After working over 25 years in women’s shelters, The Bloom Group’s Associate Executive Director Trudi Shymka understands the complicated circumstances leading to homelessness – as well as the factors enabling women to regain their housing. In 2017, for example, the staff team at The Bloom Group’s Springhouse and Powell Place facilities helped transition 131 women and children directly into housing or treatment.
Trudi’s experience and commitment to meaningful responses to women’s crisis were reasons why she was asked to author (thanks to a recommendation from BC Housing) a chapter in the recently published Beyond Shelters: Solutions to Homelessness in Canada from the Front Lines, a book that explains the innovative services and programs offered by homeless shelters across Canada today. Gone are the days when shelters provided only a cot.
The Bloom Group’s Executive Director Jonathan Oldman talked with Trudi about her chapter “Addressing Crisis” in Beyond Shelters and how shelters serving women, and women with children, are a vital part of the strategy to address homelessness.
Jonathan: What did the book editor hope you specifically would bring to the discussion about shelters?
Trudi: James Hughes, who has worked in housing for years, was looking for me to discuss the particular needs of women and families when they come to shelters; how are we, the shelters, part of the solution; and how we are part of solving homelessness.
Shelters are sometimes seen as part of the problem, not part of the solution. They do take a tremendous amount of resources to manage. So, how do we see ourselves as part of moving forward and ending this crisis of homelessness?
What are the key messages around this question in your chapter?
The most important thing that I wanted to come across was that shelters are more than just a place answering the need for somewhere to sleep at night, especially for women and women with children – they’re looking for a response to their crisis.
Women come with a variety of experiences. They’ve all experienced violence and marginalization. Some have mental health and substance abuse challenges. They need so much more than just a place to put their head down at night.
The particular role that women shelters can provide is one of understanding that trauma, exploitation and marginalization, and meet women where they’re at, supporting them until they’re ready to make the move out of homelessness.
Ending homelessness for women and families is not only about having a place to go to, but being ready to go there, so you’ll be successful.
How should women shelters move forward to stay relevant and be part of a solution?
Well, obviously, it’s a challenge. There’s a huge shortage of safe, appropriate housing for women to move into.

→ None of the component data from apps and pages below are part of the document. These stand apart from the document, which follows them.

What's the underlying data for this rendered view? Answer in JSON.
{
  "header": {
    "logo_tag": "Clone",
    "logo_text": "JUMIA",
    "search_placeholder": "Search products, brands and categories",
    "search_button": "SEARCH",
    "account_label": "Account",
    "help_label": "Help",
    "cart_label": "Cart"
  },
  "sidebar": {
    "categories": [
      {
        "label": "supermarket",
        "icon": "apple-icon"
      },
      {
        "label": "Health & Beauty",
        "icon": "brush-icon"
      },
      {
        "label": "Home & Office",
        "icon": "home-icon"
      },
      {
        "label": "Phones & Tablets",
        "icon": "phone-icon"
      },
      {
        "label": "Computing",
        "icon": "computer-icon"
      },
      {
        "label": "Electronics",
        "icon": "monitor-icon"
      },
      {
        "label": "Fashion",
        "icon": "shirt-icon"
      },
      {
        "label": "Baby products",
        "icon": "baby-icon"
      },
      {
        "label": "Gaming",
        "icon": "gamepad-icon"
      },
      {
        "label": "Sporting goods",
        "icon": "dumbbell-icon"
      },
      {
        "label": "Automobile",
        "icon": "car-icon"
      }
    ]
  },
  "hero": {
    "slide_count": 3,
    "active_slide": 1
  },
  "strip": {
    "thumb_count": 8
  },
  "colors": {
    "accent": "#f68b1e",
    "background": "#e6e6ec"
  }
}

Shelters, especially shelters for women and families, need to continue to build their skills around addressing trauma, being part of women’s path to recovery from their life experiences, and supporting them to build capacity.
There’s a way of thinking about shelters that we shouldn’t offer extras, that we should just offer the minimum and support our clients to look for those resources in the community.
But women in crisis need safety, security, and a feeling of being home in a community with other women to even start to address those issues, and isolated housing doesn’t meet all those for every woman. We need to continue to build our skills to offer those services within the shelters so that we can support women to move as quickly as they can from shelters to homes.
And I think we need to continue to find ways to divert women and families from shelters and finding ways to support them in the community before they fall into the need for shelters.
Is that the one thing you would add to the resources provided by shelters?
That’s the number one priority for me.
If we could add a new service delivery model, it would be that we have connections in the community to identify women before they fall into homelessness and have the resources to solve some of the challenges women are facing that might cause them to lose their housing.
Without betraying any confidentiality, is there one story or example that inspires you to keep doing this work?
First, I think the most inspiring thing about this work is that women, who have no reason to trust us and no reason to trust anyone, come to us. They trust us to deliver services and to make a difference for them or help them make a difference for themselves.
The one story that I carry with me every day is about a young woman. She came into our shelter having just lost her children into the care of the Ministry of Children and Families and having survived an abusive partner which resulted in some substance abuse challenges for her.
She came into the shelter and was with us for a long time. The young woman worked on her recovery and worked on reconnecting with her children. We supported her to move into transitional housing, where over time, her children were returned to her.
To see her get to that place in her life made it all worthwhile. Even if that was the only family we achieved that with, it made it all worthwhile.Tweet